== Segment start ==
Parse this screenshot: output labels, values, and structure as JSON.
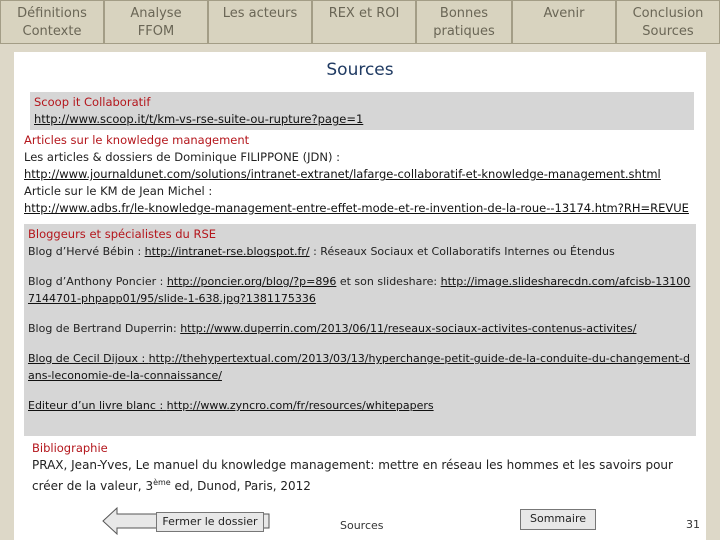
{
  "tabs": [
    {
      "line1": "Définitions",
      "line2": "Contexte"
    },
    {
      "line1": "Analyse",
      "line2": "FFOM"
    },
    {
      "line1": "Les acteurs",
      "line2": ""
    },
    {
      "line1": "REX et ROI",
      "line2": ""
    },
    {
      "line1": "Bonnes",
      "line2": "pratiques"
    },
    {
      "line1": "Avenir",
      "line2": ""
    },
    {
      "line1": "Conclusion",
      "line2": "Sources"
    }
  ],
  "slide": {
    "title": "Sources",
    "scoop": {
      "heading": "Scoop it Collaboratif",
      "link": "http://www.scoop.it/t/km-vs-rse-suite-ou-rupture?page=1"
    },
    "articles": {
      "heading": "Articles sur le knowledge management",
      "line1": "Les articles & dossiers de Dominique FILIPPONE (JDN) :",
      "link1": "http://www.journaldunet.com/solutions/intranet-extranet/lafarge-collaboratif-et-knowledge-management.shtml",
      "line2": "Article sur le KM de Jean Michel :",
      "link2": "http://www.adbs.fr/le-knowledge-management-entre-effet-mode-et-re-invention-de-la-roue--13174.htm?RH=REVUE"
    },
    "bloggers": {
      "heading": "Bloggeurs et spécialistes du RSE",
      "herve_prefix": "Blog d’Hervé Bébin : ",
      "herve_link": "http://intranet-rse.blogspot.fr/",
      "herve_suffix": " : Réseaux Sociaux et Collaboratifs Internes ou Étendus",
      "anthony_prefix": "Blog d’Anthony Poncier : ",
      "anthony_link": "http://poncier.org/blog/?p=896",
      "anthony_mid": " et son slideshare: ",
      "anthony_link2": "http://image.slidesharecdn.com/afcisb-131007144701-phpapp01/95/slide-1-638.jpg?1381175336",
      "bertrand_prefix": "Blog de Bertrand Duperrin: ",
      "bertrand_link": "http://www.duperrin.com/2013/06/11/reseaux-sociaux-activites-contenus-activites/",
      "cecil_prefix": "Blog de Cecil Dijoux : ",
      "cecil_link": "http://thehypertextual.com/2013/03/13/hyperchange-petit-guide-de-la-conduite-du-changement-dans-leconomie-de-la-connaissance/",
      "editeur_prefix": "Editeur d’un livre blanc : ",
      "editeur_link": "http://www.zyncro.com/fr/resources/whitepapers"
    },
    "biblio": {
      "heading": "Bibliographie",
      "text_before_sup": "PRAX, Jean-Yves, Le manuel du knowledge management: mettre en réseau les hommes et les savoirs pour créer de la valeur, 3",
      "sup": "ème",
      "text_after_sup": " ed, Dunod, Paris, 2012"
    }
  },
  "footer": {
    "close_label": "Fermer le dossier",
    "section": "Sources",
    "summary_label": "Sommaire",
    "page_number": "31"
  },
  "colors": {
    "heading_red": "#b4161c",
    "title_blue": "#1f3a62",
    "tab_bg": "#d8d3bf"
  }
}
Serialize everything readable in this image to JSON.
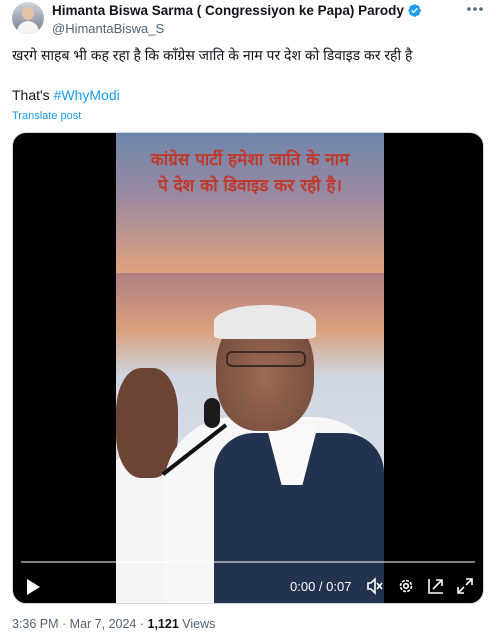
{
  "author": {
    "display_name": "Himanta Biswa Sarma ( Congressiyon ke Papa) Parody",
    "handle": "@HimantaBiswa_S",
    "verified_color": "#1d9bf0"
  },
  "post": {
    "text_line1": "खरगे साहब भी कह रहा है कि कॉंग्रेस जाति के नाम पर देश को डिवाइड कर रही है",
    "text_prefix": "That's ",
    "hashtag": "#WhyModi",
    "translate_label": "Translate post"
  },
  "video": {
    "overlay_line1": "कांग्रेस पार्टी हमेशा जाति के नाम",
    "overlay_line2": "पे देश को डिवाइड कर रही है।",
    "time_display": "0:00 / 0:07",
    "progress": 0
  },
  "footer": {
    "time": "3:36 PM",
    "separator": " · ",
    "date": "Mar 7, 2024",
    "views_count": "1,121",
    "views_label": " Views"
  },
  "icons": {
    "more": "more-icon",
    "play": "play-icon",
    "volume": "volume-icon",
    "settings": "settings-icon",
    "pip": "picture-in-picture-icon",
    "fullscreen": "fullscreen-icon"
  }
}
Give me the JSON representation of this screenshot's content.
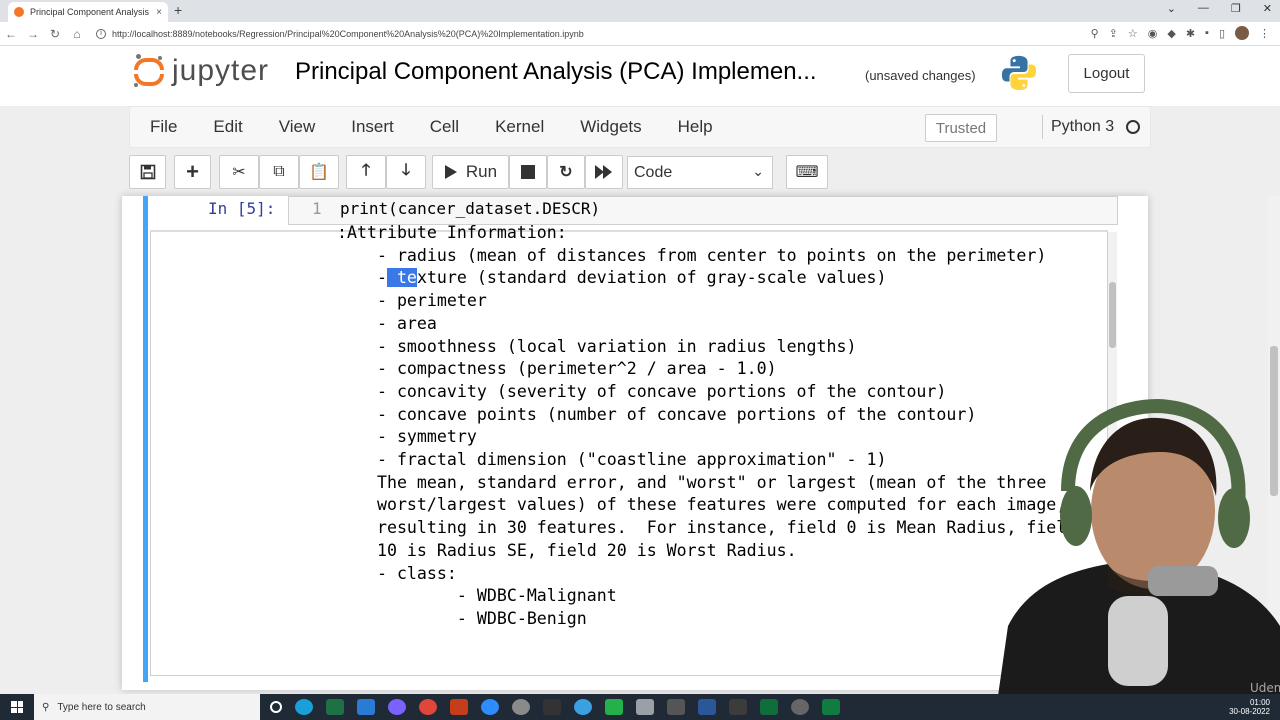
{
  "browser": {
    "tab_title": "Principal Component Analysis (P...",
    "tab_close": "×",
    "new_tab": "+",
    "url": "http://localhost:8889/notebooks/Regression/Principal%20Component%20Analysis%20(PCA)%20Implementation.ipynb"
  },
  "header": {
    "logo_text": "jupyter",
    "notebook_title": "Principal Component Analysis (PCA) Implemen...",
    "save_status": "(unsaved changes)",
    "logout_label": "Logout"
  },
  "menubar": {
    "items": [
      {
        "label": "File"
      },
      {
        "label": "Edit"
      },
      {
        "label": "View"
      },
      {
        "label": "Insert"
      },
      {
        "label": "Cell"
      },
      {
        "label": "Kernel"
      },
      {
        "label": "Widgets"
      },
      {
        "label": "Help"
      }
    ],
    "trusted_label": "Trusted",
    "kernel_name": "Python 3"
  },
  "toolbar": {
    "run_label": "Run",
    "cell_type": "Code"
  },
  "cell": {
    "prompt": "In [5]:",
    "line_number": "1",
    "code": "print(cancer_dataset.DESCR)",
    "output_lines": {
      "l0": ":Attribute Information:",
      "l1": "    - radius (mean of distances from center to points on the perimeter)",
      "l2_pre": "    -",
      "l2_hl": " te",
      "l2_post": "xture (standard deviation of gray-scale values)",
      "l3": "    - perimeter",
      "l4": "    - area",
      "l5": "    - smoothness (local variation in radius lengths)",
      "l6": "    - compactness (perimeter^2 / area - 1.0)",
      "l7": "    - concavity (severity of concave portions of the contour)",
      "l8": "    - concave points (number of concave portions of the contour)",
      "l9": "    - symmetry",
      "l10": "    - fractal dimension (\"coastline approximation\" - 1)",
      "l11": "",
      "l12": "    The mean, standard error, and \"worst\" or largest (mean of the three",
      "l13": "    worst/largest values) of these features were computed for each image,",
      "l14": "    resulting in 30 features.  For instance, field 0 is Mean Radius, field",
      "l15": "    10 is Radius SE, field 20 is Worst Radius.",
      "l16": "",
      "l17": "    - class:",
      "l18": "            - WDBC-Malignant",
      "l19": "            - WDBC-Benign"
    }
  },
  "taskbar": {
    "search_placeholder": "Type here to search",
    "time": "01:00",
    "date": "30-08-2022"
  },
  "colors": {
    "accent": "#42a5f5",
    "jupyter_orange": "#f37726",
    "selection": "#3b78e7"
  }
}
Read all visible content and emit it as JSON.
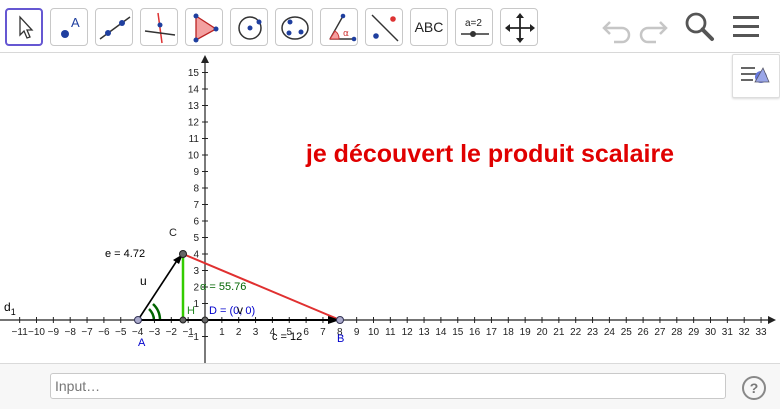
{
  "toolbar": {
    "text_tool_label": "ABC",
    "slider_tool_label": "a=2",
    "point_tool_label": "A",
    "tools": [
      "move-tool",
      "point-tool",
      "line-tool",
      "perpendicular-line-tool",
      "polygon-tool",
      "circle-tool",
      "conic-tool",
      "angle-tool",
      "reflect-tool",
      "text-tool",
      "slider-tool",
      "move-graphics-view-tool"
    ],
    "actions": [
      "undo",
      "redo",
      "search",
      "menu"
    ]
  },
  "graphics": {
    "title": "je découvert le produit scalaire",
    "title_color": "#e00000",
    "x_ticks": [
      "−11",
      "−10",
      "−9",
      "−8",
      "−7",
      "−6",
      "−5",
      "−4",
      "−3",
      "−2",
      "−1",
      "1",
      "2",
      "3",
      "4",
      "5",
      "6",
      "7",
      "8",
      "9",
      "10",
      "11",
      "12",
      "13",
      "14",
      "15",
      "16",
      "17",
      "18",
      "19",
      "20",
      "21",
      "22",
      "23",
      "24",
      "25",
      "26",
      "27",
      "28",
      "29",
      "30",
      "31",
      "32",
      "33"
    ],
    "y_ticks": [
      "15",
      "14",
      "13",
      "12",
      "11",
      "10",
      "9",
      "8",
      "7",
      "6",
      "5",
      "4",
      "3",
      "2",
      "1",
      "−1"
    ],
    "points": {
      "A": "A",
      "B": "B",
      "C": "C",
      "H": "H",
      "D": "D = (0, 0)"
    },
    "labels": {
      "e": "e = 4.72",
      "c": "c = 12",
      "alpha": "α = 55.76",
      "u": "u",
      "v": "v",
      "d1_main": "d",
      "d1_sub": "1"
    },
    "colors": {
      "segment_a": "#e03030",
      "height": "#33cc00",
      "angle": "#006400",
      "vector": "#000000",
      "point_label": "#0000cc"
    }
  },
  "input_bar": {
    "placeholder": "Input…",
    "help_label": "?"
  }
}
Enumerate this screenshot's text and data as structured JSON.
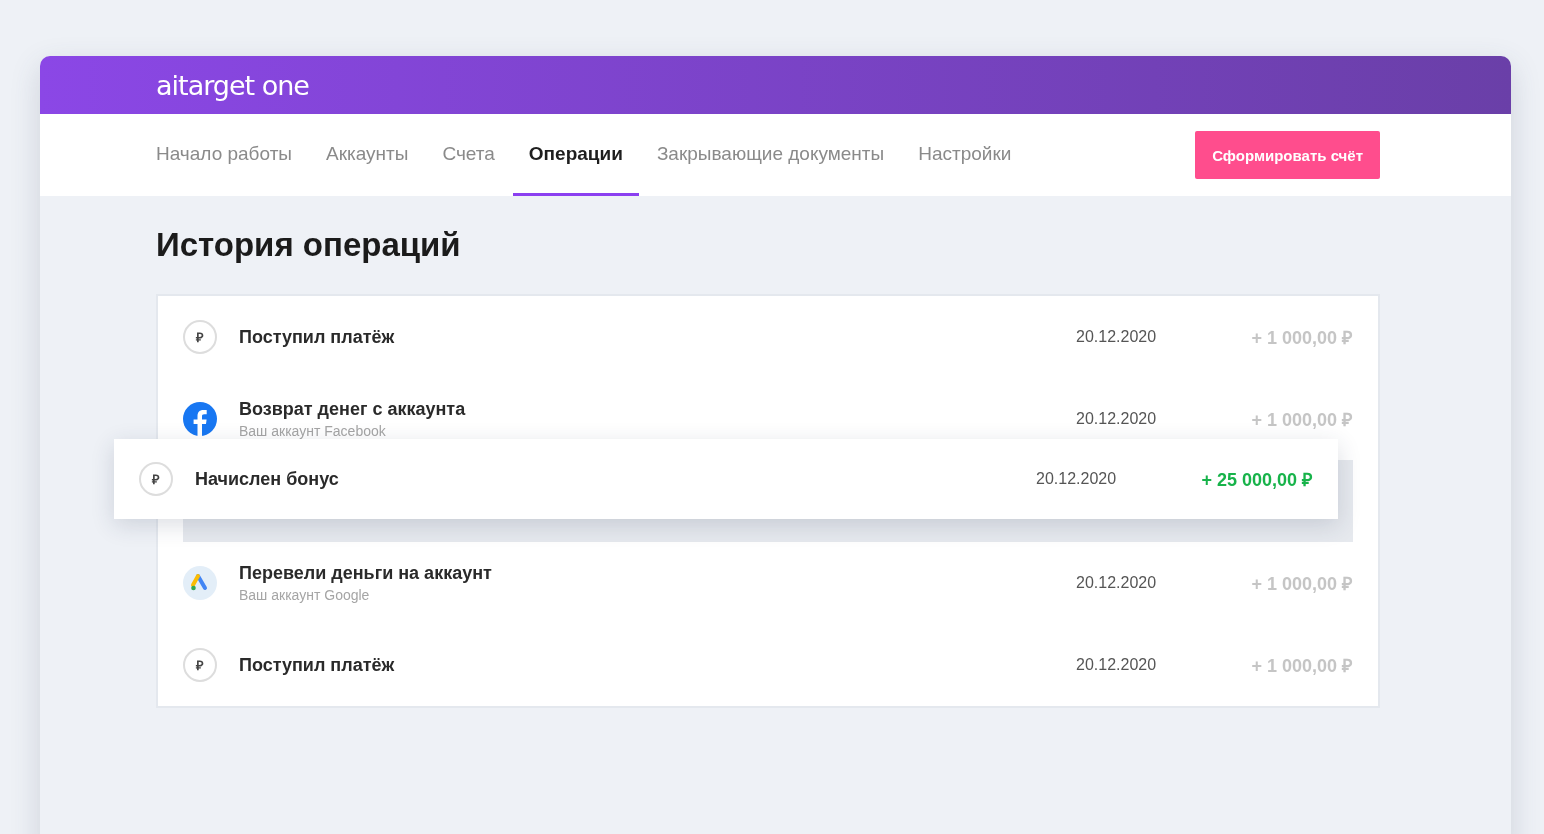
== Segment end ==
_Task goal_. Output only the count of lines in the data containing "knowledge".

_Written response_. 4